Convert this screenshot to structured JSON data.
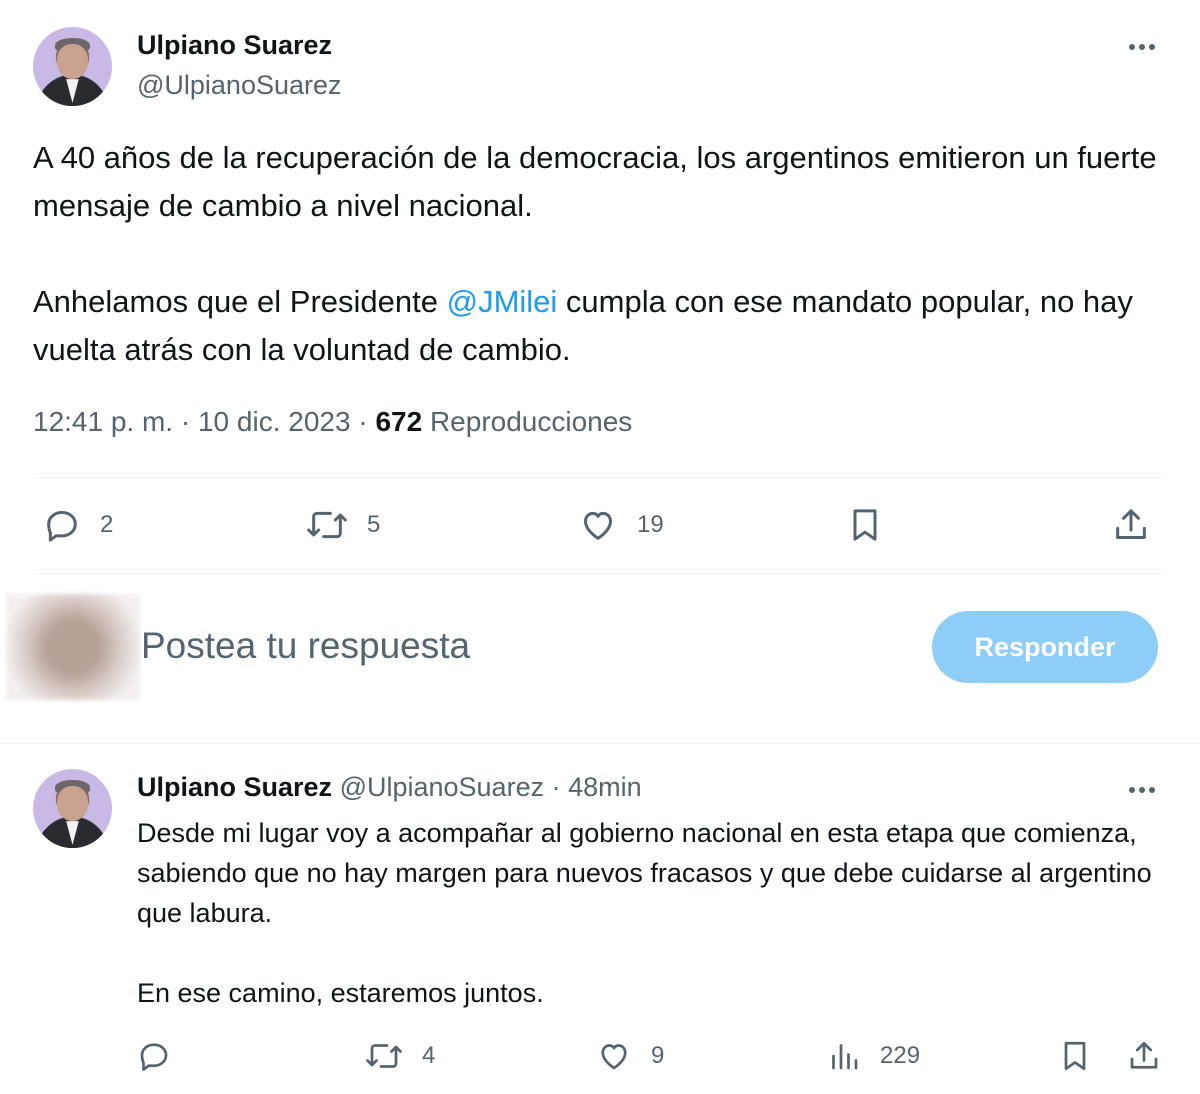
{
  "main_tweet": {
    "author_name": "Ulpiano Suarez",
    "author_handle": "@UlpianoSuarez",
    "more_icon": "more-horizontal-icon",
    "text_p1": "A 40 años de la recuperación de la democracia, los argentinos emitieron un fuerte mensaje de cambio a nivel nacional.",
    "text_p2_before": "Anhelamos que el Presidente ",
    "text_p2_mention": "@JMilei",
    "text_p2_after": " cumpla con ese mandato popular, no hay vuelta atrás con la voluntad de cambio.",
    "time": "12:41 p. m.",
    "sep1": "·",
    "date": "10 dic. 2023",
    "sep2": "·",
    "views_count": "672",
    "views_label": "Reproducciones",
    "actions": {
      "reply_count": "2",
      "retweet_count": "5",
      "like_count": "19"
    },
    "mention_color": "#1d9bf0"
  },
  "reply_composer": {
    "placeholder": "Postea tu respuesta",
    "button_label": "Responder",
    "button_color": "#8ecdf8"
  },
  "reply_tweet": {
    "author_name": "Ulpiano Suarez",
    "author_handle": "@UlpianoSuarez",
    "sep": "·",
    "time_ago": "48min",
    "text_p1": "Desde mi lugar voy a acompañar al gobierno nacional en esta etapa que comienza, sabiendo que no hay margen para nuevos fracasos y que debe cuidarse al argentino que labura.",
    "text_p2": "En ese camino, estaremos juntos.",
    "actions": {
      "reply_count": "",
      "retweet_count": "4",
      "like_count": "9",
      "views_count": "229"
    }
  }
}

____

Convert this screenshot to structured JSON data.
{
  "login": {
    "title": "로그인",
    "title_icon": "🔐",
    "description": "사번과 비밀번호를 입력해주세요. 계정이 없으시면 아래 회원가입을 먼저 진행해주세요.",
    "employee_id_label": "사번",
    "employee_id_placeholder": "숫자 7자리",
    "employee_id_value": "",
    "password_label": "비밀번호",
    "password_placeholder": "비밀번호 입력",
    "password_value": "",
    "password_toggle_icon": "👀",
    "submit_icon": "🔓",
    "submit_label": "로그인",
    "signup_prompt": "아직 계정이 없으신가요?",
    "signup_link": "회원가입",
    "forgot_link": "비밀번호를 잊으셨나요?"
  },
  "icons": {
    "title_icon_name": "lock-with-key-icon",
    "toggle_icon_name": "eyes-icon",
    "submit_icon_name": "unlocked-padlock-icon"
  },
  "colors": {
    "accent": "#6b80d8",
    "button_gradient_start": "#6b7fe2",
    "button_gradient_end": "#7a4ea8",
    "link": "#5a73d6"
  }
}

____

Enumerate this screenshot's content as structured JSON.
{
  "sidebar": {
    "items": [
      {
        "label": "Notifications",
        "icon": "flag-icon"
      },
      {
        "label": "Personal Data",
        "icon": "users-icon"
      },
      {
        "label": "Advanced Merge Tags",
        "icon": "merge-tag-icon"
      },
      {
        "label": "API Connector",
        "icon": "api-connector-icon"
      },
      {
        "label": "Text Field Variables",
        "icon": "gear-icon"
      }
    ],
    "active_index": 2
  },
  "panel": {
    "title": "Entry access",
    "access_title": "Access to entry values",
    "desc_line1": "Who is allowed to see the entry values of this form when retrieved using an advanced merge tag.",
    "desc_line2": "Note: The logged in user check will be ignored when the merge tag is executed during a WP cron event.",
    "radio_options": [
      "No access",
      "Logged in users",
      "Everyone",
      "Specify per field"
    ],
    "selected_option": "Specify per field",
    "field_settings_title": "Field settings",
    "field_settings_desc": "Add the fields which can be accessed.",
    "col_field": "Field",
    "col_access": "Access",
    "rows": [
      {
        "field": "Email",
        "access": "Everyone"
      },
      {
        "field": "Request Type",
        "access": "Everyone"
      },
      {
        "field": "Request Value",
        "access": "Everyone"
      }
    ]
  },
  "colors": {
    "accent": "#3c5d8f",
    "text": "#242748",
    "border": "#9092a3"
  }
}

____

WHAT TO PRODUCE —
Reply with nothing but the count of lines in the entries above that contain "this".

EXERCISE OUTPUT —
4